The US Federal Trade Commission (FTC) has issued enforcement orders against two companies – American education tech company Chegg, and online alcohol delivery service Drizly – for security lapses that resulted in customer data breaches. The FTC alleges that the companies deceived their customers about the security of their data, and that the companies’ security practices were unfair to consumers, JDSupra reports. Chegg was found to be storing sensitive student data and tutoring videos on the cloud in Amazon Web Services (AWS) S3 storage buckets. It was determined that Chegg was using outdated encryption technologies, and that some of the data was being stored in plain text. As well, employee security training and password hygiene were lacking, and some employees were given access to the sensitive student data unnecessarily. As a result, Chegg was hit with four recent cyberattacks, three of which stemmed from phishing operations. In the case of Drizly, a cybercriminal hacked into Drizly files being stored on Github that gave them access to credentials for accessing Drizly’s AWS files, which contained the personal data of 2.5 million customers. Both companies will be required to delete customer data as soon as it is no longer needed and adopt phishing-resistant multi-factor authentication for employees. Drizly must also provide an MFA option for customers.
Wyoming governor invests in cybersecurity.
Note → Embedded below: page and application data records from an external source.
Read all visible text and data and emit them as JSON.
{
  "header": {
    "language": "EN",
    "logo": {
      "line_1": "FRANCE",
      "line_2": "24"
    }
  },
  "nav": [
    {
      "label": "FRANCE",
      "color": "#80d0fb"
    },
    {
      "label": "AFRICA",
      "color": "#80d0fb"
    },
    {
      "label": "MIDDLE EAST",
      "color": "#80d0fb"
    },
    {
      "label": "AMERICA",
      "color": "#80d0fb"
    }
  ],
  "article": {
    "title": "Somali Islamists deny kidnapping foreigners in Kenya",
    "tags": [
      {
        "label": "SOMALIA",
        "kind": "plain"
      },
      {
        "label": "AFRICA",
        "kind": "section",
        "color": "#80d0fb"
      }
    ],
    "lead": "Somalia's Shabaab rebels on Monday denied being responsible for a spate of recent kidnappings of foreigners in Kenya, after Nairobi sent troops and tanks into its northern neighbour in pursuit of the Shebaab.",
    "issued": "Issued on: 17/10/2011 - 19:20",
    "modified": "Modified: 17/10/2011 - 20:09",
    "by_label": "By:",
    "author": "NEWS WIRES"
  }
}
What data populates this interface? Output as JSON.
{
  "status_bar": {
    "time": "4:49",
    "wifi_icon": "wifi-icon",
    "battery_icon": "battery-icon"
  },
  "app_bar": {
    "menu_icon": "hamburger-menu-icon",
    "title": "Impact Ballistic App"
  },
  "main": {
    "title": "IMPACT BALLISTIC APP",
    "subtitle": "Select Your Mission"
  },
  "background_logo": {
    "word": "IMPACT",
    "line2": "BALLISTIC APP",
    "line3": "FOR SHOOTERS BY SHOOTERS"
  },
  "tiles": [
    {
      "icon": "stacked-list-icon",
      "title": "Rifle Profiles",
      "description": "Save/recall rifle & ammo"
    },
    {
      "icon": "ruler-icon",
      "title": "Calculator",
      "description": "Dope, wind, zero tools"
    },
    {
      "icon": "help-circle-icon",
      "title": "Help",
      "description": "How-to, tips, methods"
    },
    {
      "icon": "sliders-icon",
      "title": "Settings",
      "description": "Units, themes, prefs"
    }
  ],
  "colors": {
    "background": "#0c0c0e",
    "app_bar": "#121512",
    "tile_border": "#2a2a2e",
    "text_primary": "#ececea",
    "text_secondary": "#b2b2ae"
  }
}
The governor of the US state of Wyoming is requesting to allocate $7.2 million of the state’s supplemental budget to improving the state’s cyber protection efforts. Gordon wrote in his supplemental budget report, “Attacks on Wyoming institutions are increasing, and the risk of a successful attack is now magnified as well. Fortunately, we are making progress in defending our agencies.” As the Cowboy State Daily reports, In recent years, the state has suffered a range of cyber incidents, including attacks targeting Eastern Wyoming College and Campbell County Health. The Wyoming Department of Enterprise Technology Services (ETS) found that over the past year there has been a rise in cybersecurity threats, both in sophistication and volume, and detected critical vulnerabilities in eighty-eight agency applications. This year ETS established Wyoming’s first state government Security Operations Center and developed a partnership with the US Department of Homeland Security's Cybersecurity and Infrastructure Security Agency. Governor Gordon has requested $74,131 in salary for a sworn peace officer at the Wyoming Gaming Commission to investigate online fraud, and ETS plans to develop a cybersecurity framework that will help implement a “whole-of-state” approach to fighting cybercrime.